The Oscars Showdown: ‘Flight’ vs. ‘The Silver Linings Playbook’

By Sarah Contreras

The 85th Academy Awards will take place on Feb. 24. As per usual, a slew of films have earned nominations, but who has time to watch every one? In this series, columnist Sarah Contreras will wade through the river of films and tell you what is worth seeing and what isn’t worth your time.

Break out the popcorn or save your money? This week’s reviewed films are Robert Zemeckis’ “Flight” and David O. Russell’s “The Silver Linings Playbook.”


Category: Best Actor In a Lead Role – Denzel Washington

Watch it or Don’t Bother: Don’t Bother

This “flawed hero” story had potential. The ever-so-dashing Denzel Washington plays a hard-drinking pilot who lands an airplane under impossible circumstances.

However, the movie is far too cliché to be taken seriously.
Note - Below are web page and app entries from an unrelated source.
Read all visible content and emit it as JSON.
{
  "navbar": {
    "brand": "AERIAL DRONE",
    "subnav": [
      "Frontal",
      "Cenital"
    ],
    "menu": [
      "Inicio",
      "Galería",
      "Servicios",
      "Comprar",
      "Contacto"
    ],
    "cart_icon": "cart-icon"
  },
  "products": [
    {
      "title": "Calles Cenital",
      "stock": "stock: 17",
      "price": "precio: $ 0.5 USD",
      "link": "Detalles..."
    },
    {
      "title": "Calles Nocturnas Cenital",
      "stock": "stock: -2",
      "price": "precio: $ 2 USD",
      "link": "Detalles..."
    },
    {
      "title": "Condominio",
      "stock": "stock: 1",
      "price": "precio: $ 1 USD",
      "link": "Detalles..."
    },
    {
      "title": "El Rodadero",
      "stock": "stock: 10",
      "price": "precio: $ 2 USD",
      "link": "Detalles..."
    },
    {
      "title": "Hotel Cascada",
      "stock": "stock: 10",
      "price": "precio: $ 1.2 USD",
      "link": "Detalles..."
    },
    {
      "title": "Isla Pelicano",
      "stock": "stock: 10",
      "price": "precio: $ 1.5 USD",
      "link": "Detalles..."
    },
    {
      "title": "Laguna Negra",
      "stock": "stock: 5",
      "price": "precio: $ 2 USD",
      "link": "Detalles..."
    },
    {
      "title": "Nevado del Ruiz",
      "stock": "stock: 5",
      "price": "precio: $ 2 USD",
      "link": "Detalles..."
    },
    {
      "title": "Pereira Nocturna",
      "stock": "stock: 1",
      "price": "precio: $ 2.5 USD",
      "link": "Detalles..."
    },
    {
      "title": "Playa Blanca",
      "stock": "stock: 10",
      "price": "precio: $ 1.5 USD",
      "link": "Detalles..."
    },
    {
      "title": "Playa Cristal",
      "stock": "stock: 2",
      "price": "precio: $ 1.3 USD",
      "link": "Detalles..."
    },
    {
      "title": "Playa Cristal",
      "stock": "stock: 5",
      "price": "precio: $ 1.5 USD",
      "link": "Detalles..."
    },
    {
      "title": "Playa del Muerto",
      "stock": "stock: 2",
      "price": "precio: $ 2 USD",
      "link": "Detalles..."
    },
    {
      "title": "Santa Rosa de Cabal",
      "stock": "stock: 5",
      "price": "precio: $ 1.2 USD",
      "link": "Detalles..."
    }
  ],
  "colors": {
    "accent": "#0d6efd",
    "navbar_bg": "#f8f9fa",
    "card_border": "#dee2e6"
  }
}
Between some truly strange “praise Jesus” interjections and playing of “Under The Bridge” while somebody shoots up some really intense heroin, the movie almost plays out like a parody of itself. Did I mention “Feelin’ Alright” is played both times Washington’s character snorts cocaine?

Washington, as usual, perfectly portrays conflicted, arrogant and intelligent. Is it his best work? No. Will he win in his category? No. However, it’s always nice to see John Goodman be awesome.

“The Silver Linings Playbook”

Category: Best Actress In a Lead Role – Jennifer Lawrence

Watch It or Don’t Bother: Watch It

This delightfully strange comedy stars Bradley Cooper as a recently liberated mental patient who is hellbent on getting his ex-wife back (the ex, in turn, has taken out a restraining order against him).

His father, played by Robert De Niro, is an OCD-ridden Philadelphia Eagles fan with anger issues, while Jacki Weaver plays Cooper’s mom, springing him from his mental ward and making excuses left and right.

These three performances are nuanced and effective. However, it is Lawrence’s Tiffany who truly steals the show.

Tiffany is a recently widowed young woman who loses her job by literally sleeping with everybody in her office – fights erupt over her in the parking lot and at the water cooler. Lawrence, despite being 22 years old, conveys layers of anguish and complexity rarely seen in actresses her age. She is bitter and wounded, and when her unstoppable force meets Cooper’s stubborn brick wall, the effect is hilarious and weird.